The Gay Softball World Series, which this year will be played in Phoenix in October, is the pinnacle for any GLBT softball player. Many female softball jocks prepare for this tournament—organized by the North American Gay Amateur Athletic Alliance—by competing in the Houston Women’s Softball League, which offers multiple recreational and competitive divisions. The Houston Blaze has won its division in the Gay World Series two years in a row and looks to win another title this year. Both organizations are highly competitive but are open to new members. More information: www.hwsl.org.
The Montrose Softball League (MSL), which opens its spring season on March 18, is arguably the largest and most organized of the local GLBT sports groups. With teams that range from recreational to extremely competitive, the league also plays its games at Slo-Pitch City Softball Park. MSL hosts an annual Memorial Day weekend tournament, the Lone Star Classic (May 25-27 this year). The calendar also includes two popular yearly fundraising events, Pranksters in Pumps (March 31) and Jocks in Dresses (June 9). Proceeds from MSL events in 2007 support AssistHers and the Houston GLBT Community Center. More information: www.montrosesoftballleague.com.
The Montrose SC began another season of soccer in February. The team, though co-ed, plays for the Houston Women’s Soccer League. This year-round league offers multiple divisions for men’s, women’s, and co-ed teams. Montrose SC is comprised of members of all backgrounds, some straight and some gay. More information: www.hwsa.org.
There are many additional active sports organizations in Houston. Here are a few more:
Independent Billiard League of Houston
Different Spokes Houston (cycling)
Texas Gay Rodeo Association
Houston Roller Derby
Lone Star Frontrunners
Houston Tennis Club
Here are three upcoming sports events:
1. AssistHers hosts its second annual softball tournament on March 17 in Memorial Park. Proceeds from the tournament support the group, which provides non-medical in-home support to lesbians with debilitating illnesses. In photo: (seated, l-r) Nancy Wintle, Georgette Monaghan, and TC Mayfield and (standing, l-r) Pam Callahan, Debi Sharp, Ellen Novota, Barb Rolston, Terri Riha, and Sol Lara.

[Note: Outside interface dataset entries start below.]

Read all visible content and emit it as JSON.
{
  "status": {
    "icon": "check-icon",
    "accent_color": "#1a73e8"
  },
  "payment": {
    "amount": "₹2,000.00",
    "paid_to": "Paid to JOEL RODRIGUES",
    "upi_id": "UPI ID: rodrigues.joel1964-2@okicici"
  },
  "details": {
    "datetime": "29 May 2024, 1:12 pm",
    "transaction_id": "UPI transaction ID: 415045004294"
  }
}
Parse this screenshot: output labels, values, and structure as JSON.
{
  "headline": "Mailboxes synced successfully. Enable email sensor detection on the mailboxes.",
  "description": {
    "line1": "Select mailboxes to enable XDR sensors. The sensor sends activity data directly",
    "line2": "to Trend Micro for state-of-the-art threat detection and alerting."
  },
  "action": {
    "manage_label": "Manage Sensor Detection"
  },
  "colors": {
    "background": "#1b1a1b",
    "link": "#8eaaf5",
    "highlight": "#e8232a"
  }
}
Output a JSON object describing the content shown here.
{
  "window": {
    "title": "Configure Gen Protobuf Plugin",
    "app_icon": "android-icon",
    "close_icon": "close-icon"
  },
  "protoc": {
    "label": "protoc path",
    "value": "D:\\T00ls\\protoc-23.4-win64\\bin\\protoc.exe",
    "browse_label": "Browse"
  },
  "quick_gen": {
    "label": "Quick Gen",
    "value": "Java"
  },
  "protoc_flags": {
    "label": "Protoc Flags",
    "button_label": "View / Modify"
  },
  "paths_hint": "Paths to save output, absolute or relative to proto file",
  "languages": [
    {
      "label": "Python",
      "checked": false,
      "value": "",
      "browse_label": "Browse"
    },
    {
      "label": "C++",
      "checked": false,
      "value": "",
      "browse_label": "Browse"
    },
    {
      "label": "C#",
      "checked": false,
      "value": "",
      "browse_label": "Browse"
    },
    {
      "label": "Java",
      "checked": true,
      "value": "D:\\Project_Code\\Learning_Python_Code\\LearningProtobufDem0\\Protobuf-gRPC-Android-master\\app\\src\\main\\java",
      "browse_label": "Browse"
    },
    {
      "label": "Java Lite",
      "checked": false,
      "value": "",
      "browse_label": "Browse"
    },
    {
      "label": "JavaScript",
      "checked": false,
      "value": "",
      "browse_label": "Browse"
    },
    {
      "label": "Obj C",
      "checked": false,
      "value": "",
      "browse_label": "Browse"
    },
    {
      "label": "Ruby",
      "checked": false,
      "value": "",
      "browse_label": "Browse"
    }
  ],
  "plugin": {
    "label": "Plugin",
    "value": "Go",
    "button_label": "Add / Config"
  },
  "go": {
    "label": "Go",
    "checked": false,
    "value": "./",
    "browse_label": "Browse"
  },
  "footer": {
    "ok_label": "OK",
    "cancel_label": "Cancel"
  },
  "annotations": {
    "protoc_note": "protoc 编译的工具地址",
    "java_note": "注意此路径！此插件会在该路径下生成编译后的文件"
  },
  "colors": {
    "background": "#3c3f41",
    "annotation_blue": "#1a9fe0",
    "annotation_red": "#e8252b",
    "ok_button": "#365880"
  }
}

Details: www.assisthers.org.
2. Lazarus House, the fitness organization that serves people with wasting conditions, presents its first benefit golf tournament on March 31 at Cypresswood Golf Course. The name? “Wham, Bam, Thank You, Ma’am, Scram!” Details: www.thelazarushouse.org.
3. As part of its 35th anniversary celebrations, Resurrection Metropolitan Community Church hosts its annual golf tournament on April 21 at Bear Creek Park. Details: www.resurrectionmcc.org.
See also: A B-Baller Comes Out
Natasha Avey, a basketball standout as a student at Houston Baptist University, profiled Lauren Grant for our February “Gay Watch” cover story, as well as couple Mark Eggleston and Darrin Brindle (“The Marrying Men”) and their participation in Freedom To Marry Week.